But four pitches after a ball he ripped down the right-field line was called foul by umpire Ted Barrett, with replays showing the ball possibly touching the foul line, Sandoval got his wish with a double to the left-center gap that couldn't be disputed in the sixth inning of Game 4 of the National League Championship Series on Wednesday.
Sandoval's two-run double put the Giants ahead in a tight battle at AT&T Park, and when the third baseman known as the Kung Fu Panda reached second base, he flapped his arms in unison with the capacity crowd's din.
"It's what you dream of, when I was a little kid in the backyard," said Sandoval, who entered the game with just a single in six at-bats during the postseason. "Come through, being in the postseason, helping my team [with] a double, two RBIs, it's one of those dreams when you're a little kid, and you're thinking, 'My dream's come true. I'm here in the postseason.'
"Last year I was at home [in Venezuela] on the beach. But right now I got the opportunity to be here. No matter what the situation, I just try to be here to help my team and support my team, every day."

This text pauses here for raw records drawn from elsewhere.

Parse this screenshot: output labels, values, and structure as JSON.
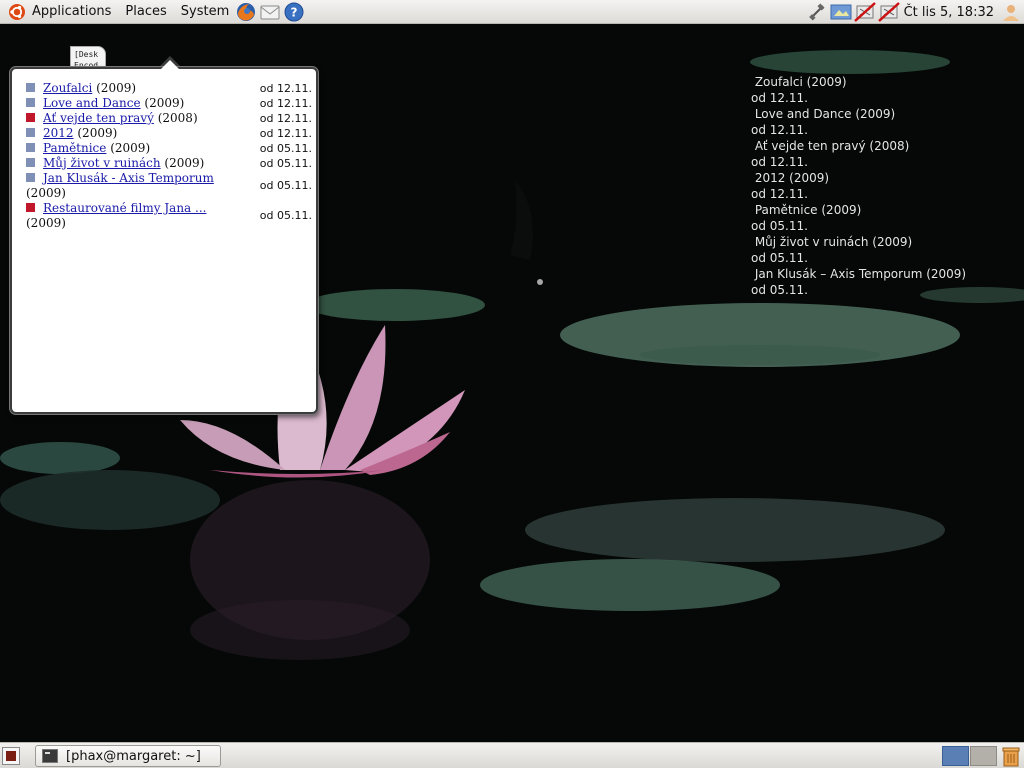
{
  "top_panel": {
    "menus": [
      "Applications",
      "Places",
      "System"
    ],
    "launchers": [
      "firefox-icon",
      "mail-icon",
      "help-icon"
    ],
    "clock": "Čt lis  5, 18:32",
    "tray_icons": [
      "network-icon",
      "display-icon",
      "disabled-applet-icon",
      "disabled-applet-icon",
      "user-icon"
    ]
  },
  "desktop_icon": {
    "label_line1": "[Desk",
    "label_line2": "Encod"
  },
  "popup": {
    "movies": [
      {
        "title": "Zoufalci",
        "year": "(2009)",
        "date": "od 12.11.",
        "marker_color": "#7f8fb5"
      },
      {
        "title": "Love and Dance",
        "year": "(2009)",
        "date": "od 12.11.",
        "marker_color": "#7f8fb5"
      },
      {
        "title": "Ať vejde ten pravý",
        "year": "(2008)",
        "date": "od 12.11.",
        "marker_color": "#c0182a"
      },
      {
        "title": "2012",
        "year": "(2009)",
        "date": "od 12.11.",
        "marker_color": "#7f8fb5"
      },
      {
        "title": "Pamětnice",
        "year": "(2009)",
        "date": "od 05.11.",
        "marker_color": "#7f8fb5"
      },
      {
        "title": "Můj život v ruinách",
        "year": "(2009)",
        "date": "od 05.11.",
        "marker_color": "#7f8fb5"
      },
      {
        "title": "Jan Klusák - Axis Temporum",
        "year": "(2009)",
        "date": "od 05.11.",
        "marker_color": "#7f8fb5"
      },
      {
        "title": "Restaurované filmy Jana ...",
        "year": "(2009)",
        "date": "od 05.11.",
        "marker_color": "#c0182a"
      }
    ]
  },
  "desktop_overlay": {
    "text": " Zoufalci (2009)\nod 12.11.\n Love and Dance (2009)\nod 12.11.\n Ať vejde ten pravý (2008)\nod 12.11.\n 2012 (2009)\nod 12.11.\n Pamětnice (2009)\nod 05.11.\n Můj život v ruinách (2009)\nod 05.11.\n Jan Klusák – Axis Temporum (2009)\nod 05.11."
  },
  "bottom_panel": {
    "task_label": "[phax@margaret: ~]",
    "workspace_colors": [
      "#5a7fb4",
      "#b3b0aa"
    ]
  }
}
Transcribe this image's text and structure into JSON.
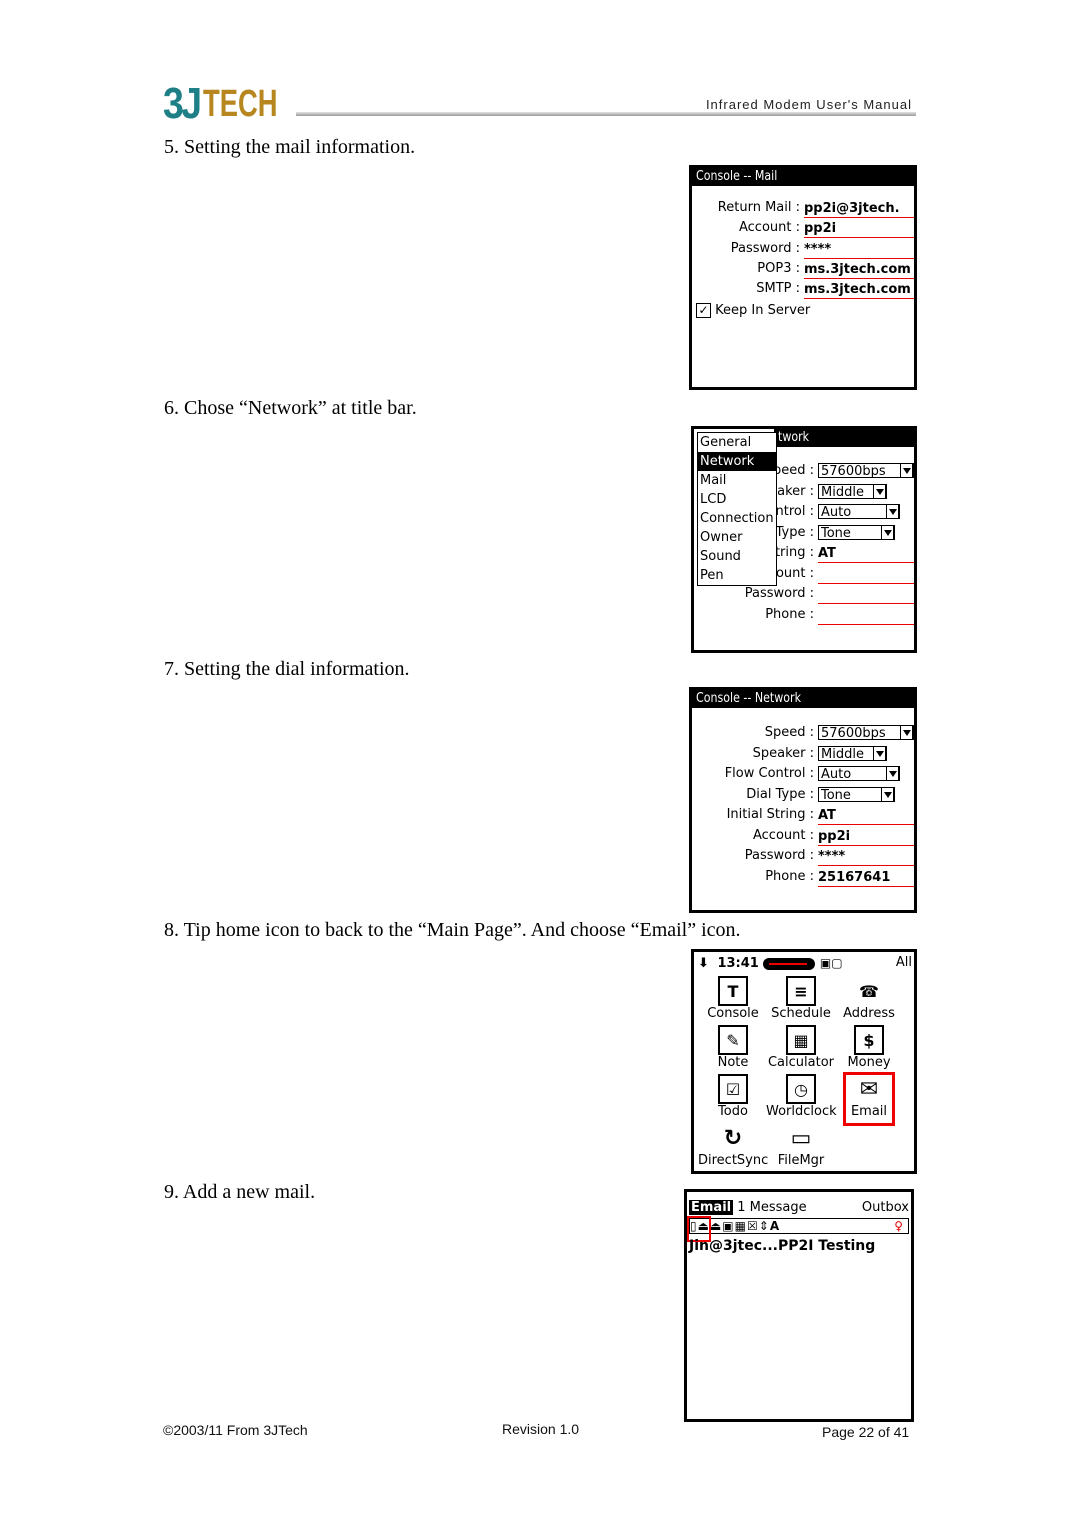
{
  "header": {
    "logo_number": "3J",
    "logo_word": "TECH",
    "title": "Infrared Modem User's Manual"
  },
  "steps": [
    "5. Setting the mail information.",
    "6. Chose “Network” at title bar.",
    "7. Setting the dial information.",
    "8. Tip home icon to back to the “Main Page”. And choose “Email” icon.",
    "9. Add a new mail."
  ],
  "mail_screen": {
    "title": "Console -- Mail",
    "fields": [
      {
        "label": "Return Mail :",
        "value": "pp2i@3jtech."
      },
      {
        "label": "Account :",
        "value": "pp2i"
      },
      {
        "label": "Password :",
        "value": "****"
      },
      {
        "label": "POP3 :",
        "value": "ms.3jtech.com"
      },
      {
        "label": "SMTP :",
        "value": "ms.3jtech.com"
      }
    ],
    "checkbox_label": "Keep In Server",
    "checkbox_checked": true
  },
  "menu_screen": {
    "title_fragment": "twork",
    "menu_items": [
      "General",
      "Network",
      "Mail",
      "LCD",
      "Connection",
      "Owner",
      "Sound",
      "Pen"
    ],
    "selected": "Network",
    "partial_labels": [
      "peed :",
      "aker :",
      "ntrol :",
      "Type :",
      "tring :",
      "ount :",
      "Password :",
      "Phone :"
    ],
    "values": {
      "speed": "57600bps",
      "speaker": "Middle",
      "flow": "Auto",
      "dial": "Tone",
      "init": "AT"
    }
  },
  "network_screen": {
    "title": "Console -- Network",
    "dropdowns": [
      {
        "label": "Speed :",
        "value": "57600bps"
      },
      {
        "label": "Speaker :",
        "value": "Middle"
      },
      {
        "label": "Flow Control :",
        "value": "Auto"
      },
      {
        "label": "Dial Type :",
        "value": "Tone"
      }
    ],
    "fields": [
      {
        "label": "Initial String :",
        "value": "AT"
      },
      {
        "label": "Account :",
        "value": "pp2i"
      },
      {
        "label": "Password :",
        "value": "****"
      },
      {
        "label": "Phone :",
        "value": "25167641"
      }
    ]
  },
  "home_screen": {
    "time": "13:41",
    "category": "All",
    "apps": [
      {
        "name": "Console",
        "glyph": "T"
      },
      {
        "name": "Schedule",
        "glyph": "≡"
      },
      {
        "name": "Address",
        "glyph": "☎"
      },
      {
        "name": "Note",
        "glyph": "✎"
      },
      {
        "name": "Calculator",
        "glyph": "▦"
      },
      {
        "name": "Money",
        "glyph": "$"
      },
      {
        "name": "Todo",
        "glyph": "☑"
      },
      {
        "name": "Worldclock",
        "glyph": "◷"
      },
      {
        "name": "Email",
        "glyph": "✉"
      },
      {
        "name": "DirectSync",
        "glyph": "↻"
      },
      {
        "name": "FileMgr",
        "glyph": "▭"
      }
    ],
    "highlighted": "Email"
  },
  "email_screen": {
    "title": "Email",
    "count": "1 Message",
    "folder": "Outbox",
    "toolbar": [
      "new-mail",
      "receive",
      "send",
      "inbox",
      "outbox",
      "delete",
      "sort",
      "font",
      "tip"
    ],
    "messages": [
      "Jin@3jtec...PP2I Testing"
    ]
  },
  "footer": {
    "copyright": "©2003/11 From 3JTech",
    "revision": "Revision 1.0",
    "page": "Page 22 of 41"
  },
  "colors": {
    "accent_red": "#e00000",
    "logo_teal": "#1f7f87",
    "logo_gold": "#b7861e"
  }
}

With Sandoval's help, the Giants moved to within a win of the World Series after a thrilling 6-5 victory over the Phillies, setting up a potential clinching Game 5 on Thursday. Whether Sandoval is back in the lineup remains to be seen, but now he can say he has done his part in the postseason.
For most of October, his contribution has been from the dugout, or in the clubhouse. He started 146 of the team's 162 regular-season games, but was benched three games into the Division Series, first in favor of veteran utility man Mike Fontenot and then with manager Bruce Bochy going with the veteran tandem of Edgar Renteria at short and Juan Uribe at third.
With Uribe's wrist sore enough to keep him out of the lineup -- but not sore enough to keep him from delivering the game-winning sacrifice fly as well as a sparkling play at shortstop -- it was Sandoval's time to shine in October. And when he delivered, Uribe was among those happy to see it happen.
"I know, like everybody knows, Pablo can hit," Uribe said. "He's a good player, too. I was excited for him to get a double today, but I know he can do it. I know he's going to be able to do it."
Said first baseman Aubrey Huff, who had three hits of his own: "You've got to love what Pablo did tonight. He seemed to have a double down the line and ends up getting a double anyway. With the struggles he's been through this year, you love see him get a big hit like that."
Going from a near-miss to a huge hit that helped the Giants in their latest biggest game of the year took some doing, and some breathing, for the 23-year-old whose season has been a challenge. It was an exciting sequence.
"Especially when you hit two doubles, just kidding," Sandoval said.
With runners on second and third and facing right-handed reliever Chad Durbin, Sandoval turned on the first pitch he saw in his most important at-bat of the postseason. Sandoval put a sinking liner on the ground right at umpire Barrett's feet, and as Barrett moved out of the way, he threw his hands in the air and called the ball foul.
Bochy ran out to discuss the call, and appeared to ask first-base umpire Jeff Nelson if he could help Barrett with the call -- but went back to the dugout with the foul ball intact.
"When I came back, [Bochy] was talking to the umpire, I just calmed down myself," Sandoval said. "Count to 10. Breathe. Get a pitch you can hit a fly ball [on] or try to hit to the middle. Don't try to do too much. That's what we need to do, try to tie the game. That's what I do and then try to concentrate to hit the ball to the middle."
In what Bochy called a "great at-bat," Durbin then threw a ball in the dirt that Sandoval, as he has been known to do especially this year, swung at, setting up an 0-2 count. After letting the next breaking ball in the dirt go, Sandoval fouled off a fastball before delivering another fastball into the outfield for the two-run base hit.
Sandoval delivered when the Giants needed him most, which is exactly what he and anyone else wearing orange and black has been waiting to see for quite some time now.
"I thought he had some good at-bats tonight, which was good for his confidence," Bochy said. "I mean, this guy can hit. And he can certainly help us."
Said closer Brian Wilson: "I still think he's the player he is when he first came up: 20-some home runs, batting over .300, he's still got that in him. You can't count him out, especially on high heaters. He's going to get to them, and he found a way to stay within himself and come up huge.
"That's what we asked him to do today, and he did it."
John Schlegel is a reporter for MLB.com. This story was not subject to the approval of Major League Baseball or its clubs.